(Web page and app entries)
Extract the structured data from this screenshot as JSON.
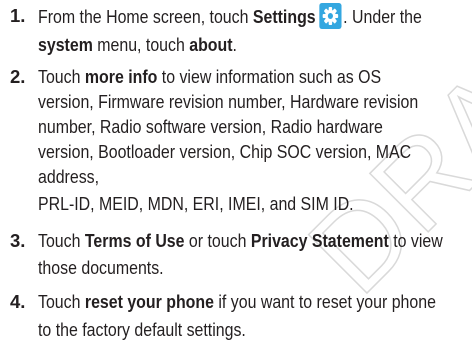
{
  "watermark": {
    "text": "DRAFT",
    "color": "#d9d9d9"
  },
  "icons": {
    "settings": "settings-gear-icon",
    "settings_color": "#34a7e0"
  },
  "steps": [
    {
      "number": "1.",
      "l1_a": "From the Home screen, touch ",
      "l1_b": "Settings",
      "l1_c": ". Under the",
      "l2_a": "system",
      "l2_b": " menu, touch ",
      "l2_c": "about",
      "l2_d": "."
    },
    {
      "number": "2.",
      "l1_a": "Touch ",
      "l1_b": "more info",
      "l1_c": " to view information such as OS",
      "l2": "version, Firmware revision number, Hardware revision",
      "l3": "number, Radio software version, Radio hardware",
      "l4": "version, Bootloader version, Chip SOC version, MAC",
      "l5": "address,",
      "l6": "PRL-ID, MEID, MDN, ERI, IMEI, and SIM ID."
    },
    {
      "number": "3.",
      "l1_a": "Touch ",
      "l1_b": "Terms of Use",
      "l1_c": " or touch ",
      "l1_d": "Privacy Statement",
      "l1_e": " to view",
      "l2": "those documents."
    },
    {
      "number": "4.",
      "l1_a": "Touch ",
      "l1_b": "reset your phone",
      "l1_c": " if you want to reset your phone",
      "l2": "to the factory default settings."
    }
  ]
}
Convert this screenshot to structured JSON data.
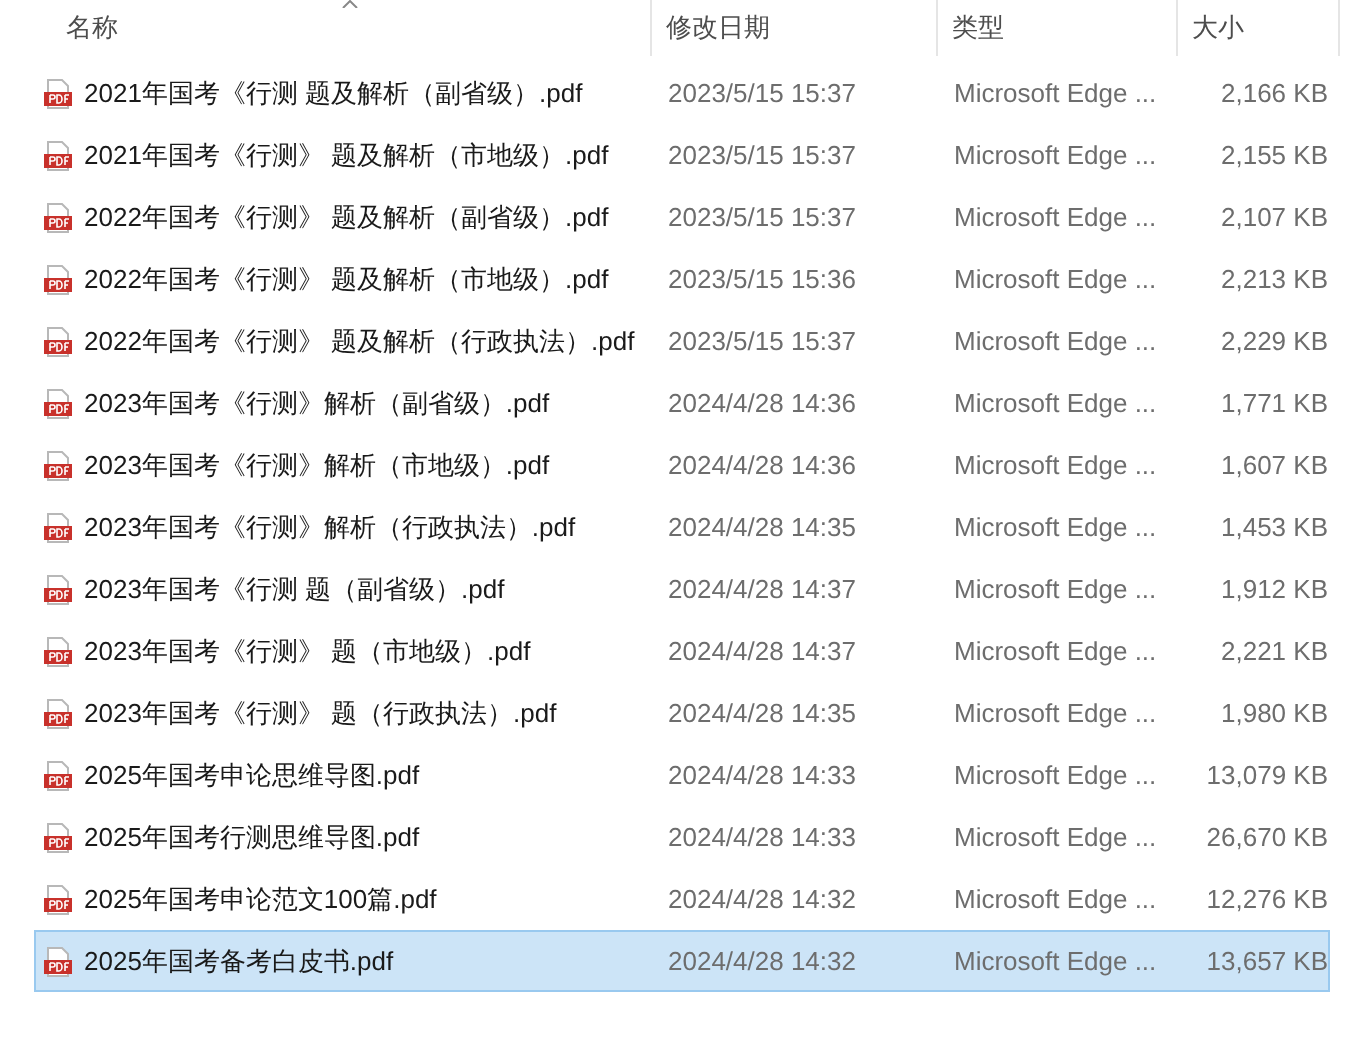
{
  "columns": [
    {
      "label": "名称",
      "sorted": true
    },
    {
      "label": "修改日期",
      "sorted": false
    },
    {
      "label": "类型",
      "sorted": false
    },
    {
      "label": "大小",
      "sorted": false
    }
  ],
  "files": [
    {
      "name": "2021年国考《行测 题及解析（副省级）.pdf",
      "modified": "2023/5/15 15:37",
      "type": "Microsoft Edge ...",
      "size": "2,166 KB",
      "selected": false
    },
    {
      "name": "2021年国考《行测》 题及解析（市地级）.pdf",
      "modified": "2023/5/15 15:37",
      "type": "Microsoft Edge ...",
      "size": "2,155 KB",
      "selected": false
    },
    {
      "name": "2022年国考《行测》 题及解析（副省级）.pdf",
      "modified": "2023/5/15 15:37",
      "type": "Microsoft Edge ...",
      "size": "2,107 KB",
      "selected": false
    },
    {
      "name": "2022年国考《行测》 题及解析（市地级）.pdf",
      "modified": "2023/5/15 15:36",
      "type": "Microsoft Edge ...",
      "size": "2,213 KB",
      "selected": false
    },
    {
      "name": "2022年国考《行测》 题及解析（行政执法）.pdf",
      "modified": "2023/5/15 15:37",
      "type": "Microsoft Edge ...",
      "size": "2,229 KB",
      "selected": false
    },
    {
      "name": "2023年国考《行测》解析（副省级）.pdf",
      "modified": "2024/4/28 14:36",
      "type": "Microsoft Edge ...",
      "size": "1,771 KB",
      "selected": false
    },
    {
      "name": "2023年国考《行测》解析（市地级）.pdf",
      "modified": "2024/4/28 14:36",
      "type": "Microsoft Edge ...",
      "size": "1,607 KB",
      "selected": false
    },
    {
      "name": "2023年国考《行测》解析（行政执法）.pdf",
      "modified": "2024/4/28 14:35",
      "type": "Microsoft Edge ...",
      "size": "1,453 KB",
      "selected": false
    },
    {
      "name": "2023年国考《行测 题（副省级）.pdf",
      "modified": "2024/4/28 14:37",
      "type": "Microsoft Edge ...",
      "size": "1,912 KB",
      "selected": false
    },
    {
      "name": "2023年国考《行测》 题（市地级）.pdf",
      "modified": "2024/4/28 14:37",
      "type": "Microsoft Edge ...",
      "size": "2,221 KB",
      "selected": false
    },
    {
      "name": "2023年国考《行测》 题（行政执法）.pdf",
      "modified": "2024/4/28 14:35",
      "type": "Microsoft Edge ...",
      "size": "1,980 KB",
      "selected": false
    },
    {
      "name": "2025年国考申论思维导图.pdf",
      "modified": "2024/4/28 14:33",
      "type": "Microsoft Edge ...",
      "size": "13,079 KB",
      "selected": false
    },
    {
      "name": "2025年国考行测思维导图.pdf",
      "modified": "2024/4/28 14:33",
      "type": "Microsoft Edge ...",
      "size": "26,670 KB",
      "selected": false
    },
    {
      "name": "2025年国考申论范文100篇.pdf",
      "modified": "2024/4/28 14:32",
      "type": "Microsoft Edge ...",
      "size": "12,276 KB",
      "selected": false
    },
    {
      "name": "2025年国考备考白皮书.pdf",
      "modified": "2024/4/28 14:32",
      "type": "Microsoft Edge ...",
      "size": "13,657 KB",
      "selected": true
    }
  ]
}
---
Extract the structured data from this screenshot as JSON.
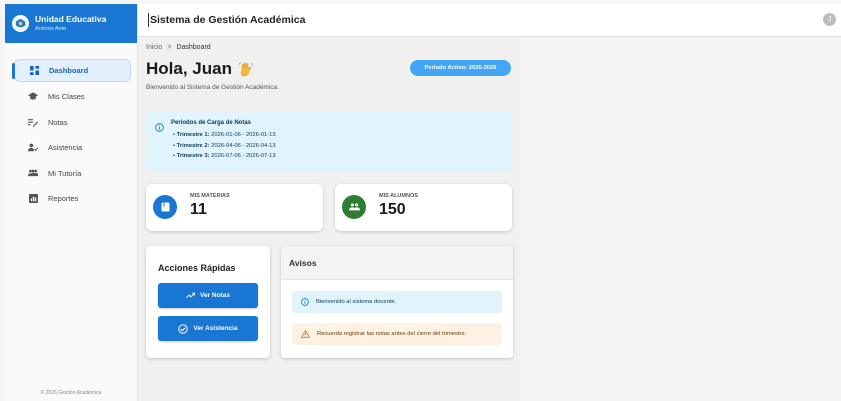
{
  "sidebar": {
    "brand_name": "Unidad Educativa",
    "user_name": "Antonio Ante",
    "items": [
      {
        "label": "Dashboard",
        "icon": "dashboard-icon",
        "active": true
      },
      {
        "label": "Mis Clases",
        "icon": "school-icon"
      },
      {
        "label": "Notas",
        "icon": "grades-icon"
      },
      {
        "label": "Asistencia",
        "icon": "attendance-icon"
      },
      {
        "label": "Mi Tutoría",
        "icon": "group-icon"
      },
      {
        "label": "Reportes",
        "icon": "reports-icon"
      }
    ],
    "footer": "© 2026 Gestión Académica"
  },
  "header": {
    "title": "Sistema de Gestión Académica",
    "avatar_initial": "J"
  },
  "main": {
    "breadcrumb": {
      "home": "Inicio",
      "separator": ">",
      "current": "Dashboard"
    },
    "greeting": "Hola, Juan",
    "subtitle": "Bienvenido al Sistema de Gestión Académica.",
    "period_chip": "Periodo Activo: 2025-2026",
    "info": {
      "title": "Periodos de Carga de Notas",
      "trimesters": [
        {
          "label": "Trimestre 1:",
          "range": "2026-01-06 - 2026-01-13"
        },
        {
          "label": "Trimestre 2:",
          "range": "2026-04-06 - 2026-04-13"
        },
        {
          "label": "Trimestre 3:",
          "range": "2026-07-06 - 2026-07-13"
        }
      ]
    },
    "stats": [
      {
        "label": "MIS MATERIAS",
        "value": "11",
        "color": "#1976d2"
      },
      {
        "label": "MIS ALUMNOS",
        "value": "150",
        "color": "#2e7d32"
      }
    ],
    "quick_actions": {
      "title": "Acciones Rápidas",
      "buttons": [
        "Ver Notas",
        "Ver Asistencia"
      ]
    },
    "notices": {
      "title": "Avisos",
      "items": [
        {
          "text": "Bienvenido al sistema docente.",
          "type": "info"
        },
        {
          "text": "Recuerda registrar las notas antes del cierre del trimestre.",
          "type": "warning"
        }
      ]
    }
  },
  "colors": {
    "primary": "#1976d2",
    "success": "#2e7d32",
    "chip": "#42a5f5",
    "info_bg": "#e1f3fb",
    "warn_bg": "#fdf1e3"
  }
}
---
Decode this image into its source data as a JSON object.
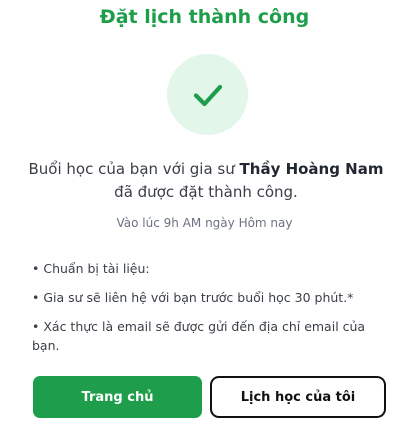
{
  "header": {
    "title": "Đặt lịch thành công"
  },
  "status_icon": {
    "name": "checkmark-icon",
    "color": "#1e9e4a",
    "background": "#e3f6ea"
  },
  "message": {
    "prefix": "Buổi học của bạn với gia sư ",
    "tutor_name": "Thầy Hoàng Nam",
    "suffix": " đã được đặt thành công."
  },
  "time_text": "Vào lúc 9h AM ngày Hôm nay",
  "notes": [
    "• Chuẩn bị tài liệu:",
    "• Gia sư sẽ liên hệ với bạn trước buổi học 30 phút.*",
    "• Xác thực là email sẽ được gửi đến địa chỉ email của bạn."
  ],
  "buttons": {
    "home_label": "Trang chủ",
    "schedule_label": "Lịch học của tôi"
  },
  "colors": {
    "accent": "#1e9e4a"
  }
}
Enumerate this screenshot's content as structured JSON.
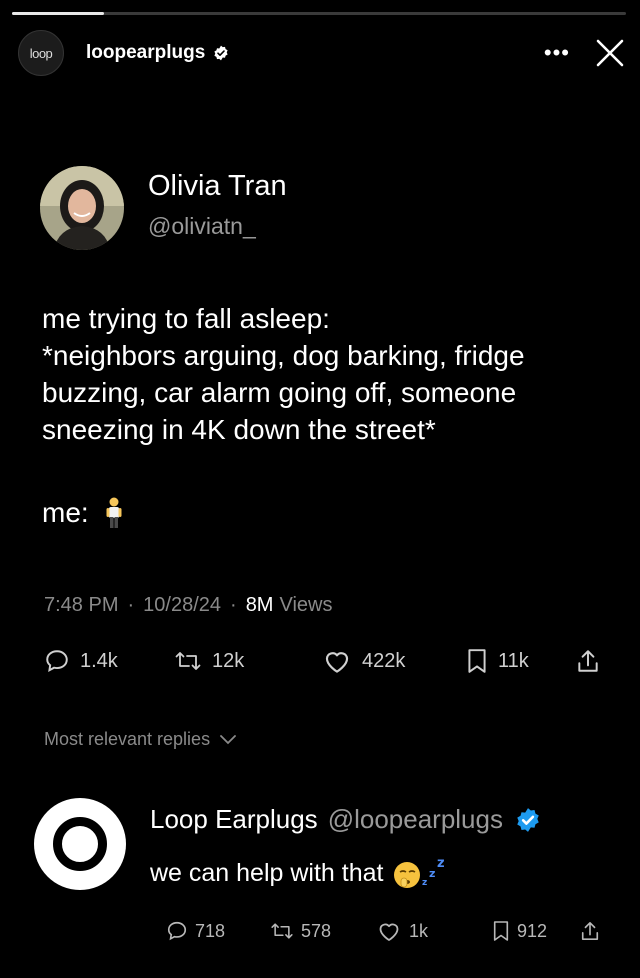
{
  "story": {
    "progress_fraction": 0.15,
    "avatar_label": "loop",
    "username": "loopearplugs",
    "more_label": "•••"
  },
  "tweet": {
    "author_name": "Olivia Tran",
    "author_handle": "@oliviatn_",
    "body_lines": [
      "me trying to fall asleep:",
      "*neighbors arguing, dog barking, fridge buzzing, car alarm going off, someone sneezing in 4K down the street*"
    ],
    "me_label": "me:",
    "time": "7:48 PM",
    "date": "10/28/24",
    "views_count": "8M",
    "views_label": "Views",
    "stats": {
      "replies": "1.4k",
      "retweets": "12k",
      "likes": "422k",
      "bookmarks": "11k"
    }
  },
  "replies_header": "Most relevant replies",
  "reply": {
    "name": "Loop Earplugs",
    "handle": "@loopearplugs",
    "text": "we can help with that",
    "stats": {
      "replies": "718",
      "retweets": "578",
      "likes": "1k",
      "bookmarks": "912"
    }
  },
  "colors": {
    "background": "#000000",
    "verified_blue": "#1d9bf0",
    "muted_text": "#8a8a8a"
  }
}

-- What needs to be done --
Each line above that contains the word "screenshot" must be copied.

-- Expected output --
Extract the structured data from this screenshot as JSON.
Convert this screenshot to structured JSON data.
Extract the structured data from this screenshot as JSON.
Enumerate this screenshot's content as structured JSON.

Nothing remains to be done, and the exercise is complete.